• EXERCISE: Write out all the data again, exactly as it stands.

• MATERIALS PROVIDED:

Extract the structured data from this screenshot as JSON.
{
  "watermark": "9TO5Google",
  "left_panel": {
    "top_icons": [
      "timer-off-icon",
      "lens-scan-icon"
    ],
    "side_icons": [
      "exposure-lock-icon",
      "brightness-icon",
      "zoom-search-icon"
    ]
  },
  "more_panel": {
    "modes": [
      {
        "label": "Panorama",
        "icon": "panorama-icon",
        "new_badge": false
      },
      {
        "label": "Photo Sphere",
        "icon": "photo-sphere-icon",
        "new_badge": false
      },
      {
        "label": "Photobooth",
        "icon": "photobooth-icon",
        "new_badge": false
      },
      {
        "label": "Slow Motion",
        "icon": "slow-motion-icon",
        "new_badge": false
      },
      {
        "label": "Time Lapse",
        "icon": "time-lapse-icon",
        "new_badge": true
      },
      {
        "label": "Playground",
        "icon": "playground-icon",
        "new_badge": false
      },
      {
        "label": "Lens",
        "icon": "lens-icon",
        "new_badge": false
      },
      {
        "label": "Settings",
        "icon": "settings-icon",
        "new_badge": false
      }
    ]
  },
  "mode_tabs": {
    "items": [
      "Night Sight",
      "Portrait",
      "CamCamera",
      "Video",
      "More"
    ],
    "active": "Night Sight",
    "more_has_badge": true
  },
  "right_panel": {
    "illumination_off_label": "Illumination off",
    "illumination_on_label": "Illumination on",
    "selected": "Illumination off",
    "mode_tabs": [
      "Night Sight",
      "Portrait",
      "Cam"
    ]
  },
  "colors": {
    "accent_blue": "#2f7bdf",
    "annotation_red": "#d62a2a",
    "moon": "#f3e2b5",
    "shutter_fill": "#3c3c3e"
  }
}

• RESPONSE TO THE TASK:
Extract the structured data from this screenshot as JSON.
{
  "watermark": "9TO5Google",
  "left_panel": {
    "top_icons": [
      "timer-off-icon",
      "lens-scan-icon"
    ],
    "side_icons": [
      "exposure-lock-icon",
      "brightness-icon",
      "zoom-search-icon"
    ]
  },
  "more_panel": {
    "modes": [
      {
        "label": "Panorama",
        "icon": "panorama-icon",
        "new_badge": false
      },
      {
        "label": "Photo Sphere",
        "icon": "photo-sphere-icon",
        "new_badge": false
      },
      {
        "label": "Photobooth",
        "icon": "photobooth-icon",
        "new_badge": false
      },
      {
        "label": "Slow Motion",
        "icon": "slow-motion-icon",
        "new_badge": false
      },
      {
        "label": "Time Lapse",
        "icon": "time-lapse-icon",
        "new_badge": true
      },
      {
        "label": "Playground",
        "icon": "playground-icon",
        "new_badge": false
      },
      {
        "label": "Lens",
        "icon": "lens-icon",
        "new_badge": false
      },
      {
        "label": "Settings",
        "icon": "settings-icon",
        "new_badge": false
      }
    ]
  },
  "mode_tabs": {
    "items": [
      "Night Sight",
      "Portrait",
      "CamCamera",
      "Video",
      "More"
    ],
    "active": "Night Sight",
    "more_has_badge": true
  },
  "right_panel": {
    "illumination_off_label": "Illumination off",
    "illumination_on_label": "Illumination on",
    "selected": "Illumination off",
    "mode_tabs": [
      "Night Sight",
      "Portrait",
      "Cam"
    ]
  },
  "colors": {
    "accent_blue": "#2f7bdf",
    "annotation_red": "#d62a2a",
    "moon": "#f3e2b5",
    "shutter_fill": "#3c3c3e"
  }
}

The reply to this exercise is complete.